Russian aviation company Aeroflot started flying the Tallinn-Moscow route after a gap of 16 years on Sunday; Tallinn Airport hopes to increase the number of passengers traveling between the two capitals to 100,000 a year, reports Public Broadcasting. Estonian Air and UTair also fly on the Tallinn-Moscow route. Tallinn Airport board member Erik Sakkov said that Aeroflot won’t take away passengers from existing flights but should increase the market so that next year there would be more than 100,000 passengers on the route. Sakkov said that the Aeroflot flight is not meant just to bring Russian tourists to Estonia, but could offer Finnair competition regarding Asian flights, and Areolflot’s network also reaches Africa and North America. Tallinn Airport has a third more flights this winter than last year and hopes to handle 2.2 million passengers this year.
On Oct. 26 at the Helsinki Book Fair Estonian Foreign Minister Urmas Paet participated in a discussion on opportunities for small countries to influence developments in the European Union and the world in general, reports LETA. Paet participated in the discussion together with Finnish Minister for European Affairs and Foreign Trade Alexander Stubb, President of the Bank of Finland Erkki Liikanen, and Estonian Ambassador to the European Union Matti Maasikas. Foreign Minister Paet stated that in today’s world it no longer makes a difference whether a country is large or small; what matters is whether countries know how to and wish to cooperate with one another. “For example, looking at Europe’s future, the most important thing is the European Union knowing how to be unified in making and implementing decisions. Cooperation is vital if the European Union wants to realize its advantages for economic growth and development and continue to be the greatest economic space in the world,” Paet noted.

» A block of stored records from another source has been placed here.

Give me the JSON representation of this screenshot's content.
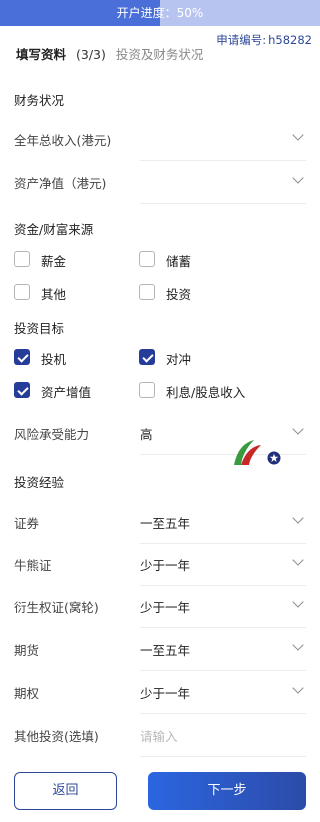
{
  "header": {
    "progress_label": "开户进度：50%",
    "progress_fraction": 0.5,
    "app_id_label": "申请编号:",
    "app_id": "h58282",
    "title": "填写资料",
    "step": "(3/3)",
    "subtitle": "投资及财务状况"
  },
  "financial": {
    "section": "财务状况",
    "annual_income_label": "全年总收入(港元)",
    "net_assets_label": "资产净值（港元)"
  },
  "funds": {
    "section": "资金/财富来源",
    "options": [
      {
        "label": "薪金",
        "checked": false
      },
      {
        "label": "储蓄",
        "checked": false
      },
      {
        "label": "其他",
        "checked": false
      },
      {
        "label": "投资",
        "checked": false
      }
    ]
  },
  "goals": {
    "section": "投资目标",
    "options": [
      {
        "label": "投机",
        "checked": true
      },
      {
        "label": "对冲",
        "checked": true
      },
      {
        "label": "资产增值",
        "checked": true
      },
      {
        "label": "利息/股息收入",
        "checked": false
      }
    ]
  },
  "risk": {
    "label": "风险承受能力",
    "value": "高"
  },
  "experience": {
    "section": "投资经验",
    "rows": [
      {
        "label": "证券",
        "value": "一至五年"
      },
      {
        "label": "牛熊证",
        "value": "少于一年"
      },
      {
        "label": "衍生权证(窝轮)",
        "value": "少于一年"
      },
      {
        "label": "期货",
        "value": "一至五年"
      },
      {
        "label": "期权",
        "value": "少于一年"
      }
    ],
    "other_label": "其他投资(选填)",
    "other_placeholder": "请输入"
  },
  "buttons": {
    "back": "返回",
    "next": "下一步"
  },
  "colors": {
    "accent": "#263c99",
    "progress_fill": "#4a6fd8",
    "progress_bg": "#b7c4ef"
  }
}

A meeting of the Estonian Nature Foundation (ENF) and representatives of Nord Stream took place in Tallinn on Monday in connection with the intention of the latter to build more gas pipelines through the Baltic Sea, reports Postimees Online. At the meeting, Nord Stream could not answer several important questions about the effects of the existing and planned gas pipelines on the environment of the Baltic Sea, ENF said. “The state of the Baltic Sea is critical and additional endangering of it is not acceptable,” ENF sea environment and nature protection expert Alex Lotman said. He added that Nord Stream has not been able to show, despite the environmental studies conducted so far, how much pollution and dangerous chemicals are really released into the Baltic Sea from the sediment at the bottom of the sea. ENF is of the position that building new gas pipelines contradicts the need to curb global climate problems, for which consumption of fossil fuels has to be reduced, it believes.
Estonia’s national opera house will celebrate its 100th jubilee in 2013, says the Tallinn Tourism Board. To mark the upcoming centenary, local confectionery maker Kalev presented the opera with a miniature model of the 20th century opera building, made of marzipan. Opera, ballet and concert visitors can admire the miniature opera house model in the theater’s foyer. The occasion also marks a three year sponsorship deal.